_Work to be completed_
From the first line to the last, copy the listing exactly and omit the pictures.
━━━
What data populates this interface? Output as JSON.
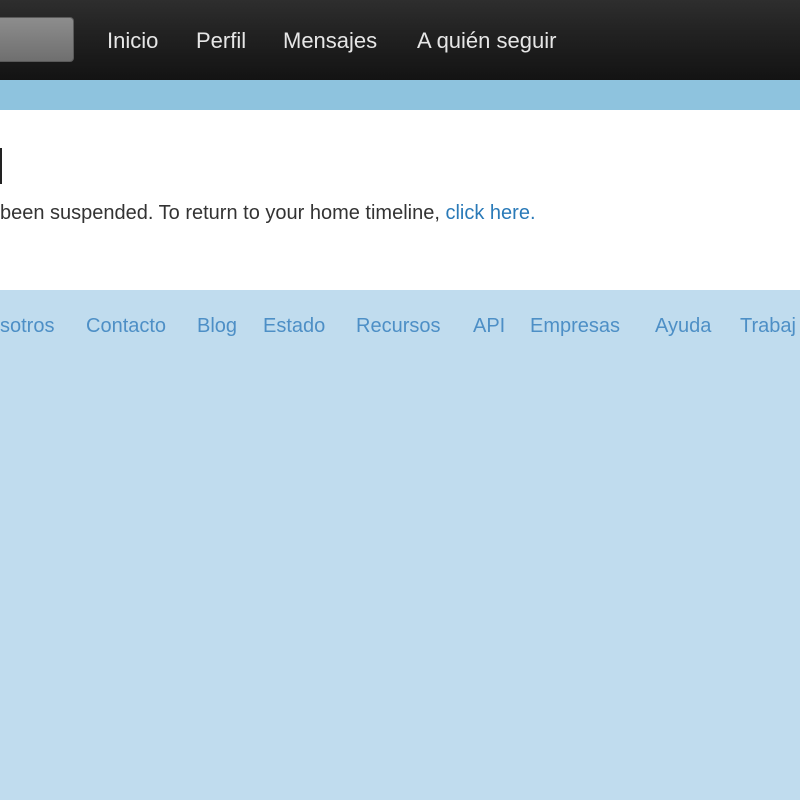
{
  "header": {
    "nav_items": [
      "Inicio",
      "Perfil",
      "Mensajes",
      "A quién seguir"
    ]
  },
  "content": {
    "message_text": "been suspended. To return to your home timeline, ",
    "link_text": "click here."
  },
  "footer": {
    "links": [
      "sotros",
      "Contacto",
      "Blog",
      "Estado",
      "Recursos",
      "API",
      "Empresas",
      "Ayuda",
      "Trabaj"
    ]
  },
  "colors": {
    "topbar": "#1a1a1a",
    "strip": "#8ec3de",
    "background": "#c0dcee",
    "link": "#2a7ab8",
    "footer_link": "#4d8fc6"
  }
}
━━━
_Reply to the exercise_
What data populates this interface? Output as JSON.
{
  "header": {
    "nav_items": [
      "Inicio",
      "Perfil",
      "Mensajes",
      "A quién seguir"
    ]
  },
  "content": {
    "message_text": "been suspended. To return to your home timeline, ",
    "link_text": "click here."
  },
  "footer": {
    "links": [
      "sotros",
      "Contacto",
      "Blog",
      "Estado",
      "Recursos",
      "API",
      "Empresas",
      "Ayuda",
      "Trabaj"
    ]
  },
  "colors": {
    "topbar": "#1a1a1a",
    "strip": "#8ec3de",
    "background": "#c0dcee",
    "link": "#2a7ab8",
    "footer_link": "#4d8fc6"
  }
}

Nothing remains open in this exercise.